-------- Given records --------

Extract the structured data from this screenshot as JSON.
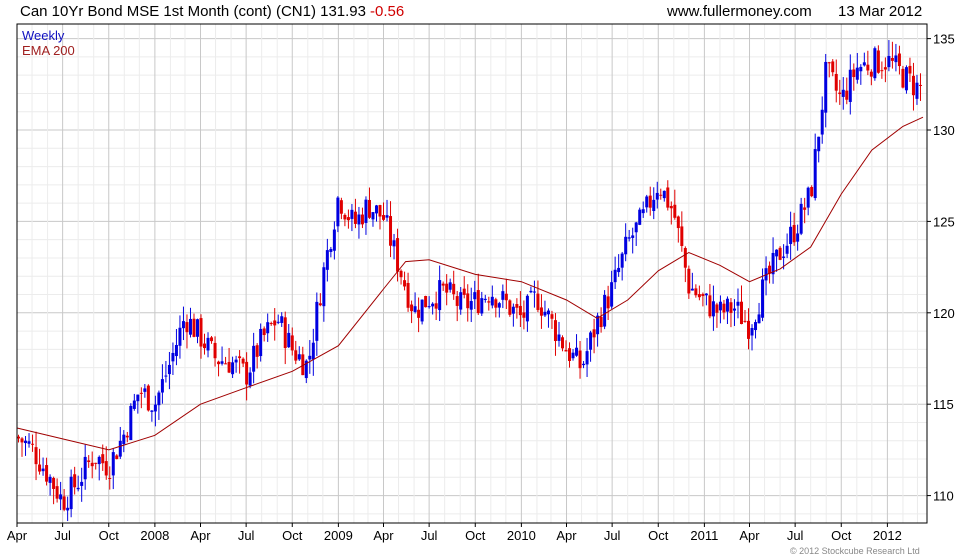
{
  "header": {
    "title": "Can 10Yr Bond MSE 1st Month (cont) (CN1) 131.93",
    "change": "-0.56",
    "site": "www.fullermoney.com",
    "date": "13 Mar 2012"
  },
  "legend": {
    "weekly": "Weekly",
    "ema": "EMA 200"
  },
  "copyright": "© 2012 Stockcube Research Ltd",
  "colors": {
    "up": "#0000e0",
    "down": "#e00000",
    "ema": "#a00000",
    "grid": "#dcdcdc"
  },
  "chart_data": {
    "type": "candlestick",
    "title": "Can 10Yr Bond MSE 1st Month (cont) (CN1) 131.93 -0.56",
    "y_axis": {
      "ticks": [
        110,
        115,
        120,
        125,
        130,
        135
      ],
      "ylim": [
        108.5,
        135.8
      ],
      "side": "right"
    },
    "x_axis": {
      "ticks": [
        "Apr",
        "Jul",
        "Oct",
        "2008",
        "Apr",
        "Jul",
        "Oct",
        "2009",
        "Apr",
        "Jul",
        "Oct",
        "2010",
        "Apr",
        "Jul",
        "Oct",
        "2011",
        "Apr",
        "Jul",
        "Oct",
        "2012"
      ],
      "xlim": [
        "2007-04-01",
        "2012-03-20"
      ]
    },
    "grid": true,
    "series": [
      {
        "name": "Weekly",
        "kind": "close",
        "points": [
          [
            "2007-04-01",
            113.2
          ],
          [
            "2007-05-01",
            112.6
          ],
          [
            "2007-06-01",
            111.2
          ],
          [
            "2007-07-01",
            109.7
          ],
          [
            "2007-08-01",
            110.8
          ],
          [
            "2007-09-01",
            112.2
          ],
          [
            "2007-10-01",
            111.6
          ],
          [
            "2007-11-01",
            113.4
          ],
          [
            "2007-12-01",
            115.8
          ],
          [
            "2008-01-01",
            115.0
          ],
          [
            "2008-02-01",
            117.3
          ],
          [
            "2008-03-01",
            119.8
          ],
          [
            "2008-04-01",
            118.7
          ],
          [
            "2008-05-01",
            117.5
          ],
          [
            "2008-06-01",
            117.3
          ],
          [
            "2008-07-01",
            116.6
          ],
          [
            "2008-08-01",
            118.5
          ],
          [
            "2008-09-01",
            119.7
          ],
          [
            "2008-10-01",
            118.0
          ],
          [
            "2008-11-01",
            117.1
          ],
          [
            "2008-12-01",
            122.0
          ],
          [
            "2009-01-01",
            126.4
          ],
          [
            "2009-02-01",
            124.8
          ],
          [
            "2009-03-01",
            125.9
          ],
          [
            "2009-04-01",
            125.2
          ],
          [
            "2009-05-01",
            122.6
          ],
          [
            "2009-06-01",
            120.1
          ],
          [
            "2009-07-01",
            120.8
          ],
          [
            "2009-08-01",
            121.2
          ],
          [
            "2009-09-01",
            120.4
          ],
          [
            "2009-10-01",
            120.6
          ],
          [
            "2009-11-01",
            121.2
          ],
          [
            "2009-12-01",
            120.5
          ],
          [
            "2010-01-01",
            119.7
          ],
          [
            "2010-02-01",
            120.9
          ],
          [
            "2010-03-01",
            119.5
          ],
          [
            "2010-04-01",
            118.0
          ],
          [
            "2010-05-01",
            117.0
          ],
          [
            "2010-06-01",
            119.5
          ],
          [
            "2010-07-01",
            121.3
          ],
          [
            "2010-08-01",
            123.8
          ],
          [
            "2010-09-01",
            125.2
          ],
          [
            "2010-10-01",
            127.1
          ],
          [
            "2010-11-01",
            125.5
          ],
          [
            "2010-12-01",
            121.5
          ],
          [
            "2011-01-01",
            120.6
          ],
          [
            "2011-02-01",
            120.0
          ],
          [
            "2011-03-01",
            120.3
          ],
          [
            "2011-04-01",
            119.3
          ],
          [
            "2011-05-01",
            121.5
          ],
          [
            "2011-06-01",
            123.3
          ],
          [
            "2011-07-01",
            124.6
          ],
          [
            "2011-08-01",
            126.5
          ],
          [
            "2011-09-01",
            133.2
          ],
          [
            "2011-10-01",
            131.6
          ],
          [
            "2011-11-01",
            133.4
          ],
          [
            "2011-12-01",
            133.7
          ],
          [
            "2012-01-01",
            133.8
          ],
          [
            "2012-02-01",
            133.0
          ],
          [
            "2012-03-01",
            132.3
          ]
        ]
      },
      {
        "name": "EMA 200",
        "points": [
          [
            "2007-04-01",
            113.7
          ],
          [
            "2007-07-01",
            113.1
          ],
          [
            "2007-10-01",
            112.5
          ],
          [
            "2008-01-01",
            113.3
          ],
          [
            "2008-04-01",
            115.0
          ],
          [
            "2008-07-01",
            115.9
          ],
          [
            "2008-10-01",
            116.8
          ],
          [
            "2009-01-01",
            118.2
          ],
          [
            "2009-04-01",
            121.3
          ],
          [
            "2009-05-15",
            122.8
          ],
          [
            "2009-07-01",
            122.9
          ],
          [
            "2009-10-01",
            122.1
          ],
          [
            "2010-01-01",
            121.7
          ],
          [
            "2010-04-01",
            120.7
          ],
          [
            "2010-06-01",
            119.7
          ],
          [
            "2010-08-01",
            120.7
          ],
          [
            "2010-10-01",
            122.3
          ],
          [
            "2010-12-01",
            123.3
          ],
          [
            "2011-02-01",
            122.6
          ],
          [
            "2011-04-01",
            121.7
          ],
          [
            "2011-06-01",
            122.4
          ],
          [
            "2011-08-01",
            123.6
          ],
          [
            "2011-10-01",
            126.5
          ],
          [
            "2011-12-01",
            128.9
          ],
          [
            "2012-02-01",
            130.2
          ],
          [
            "2012-03-12",
            130.7
          ]
        ]
      }
    ]
  }
}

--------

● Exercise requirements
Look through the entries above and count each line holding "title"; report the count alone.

● Response to the task
2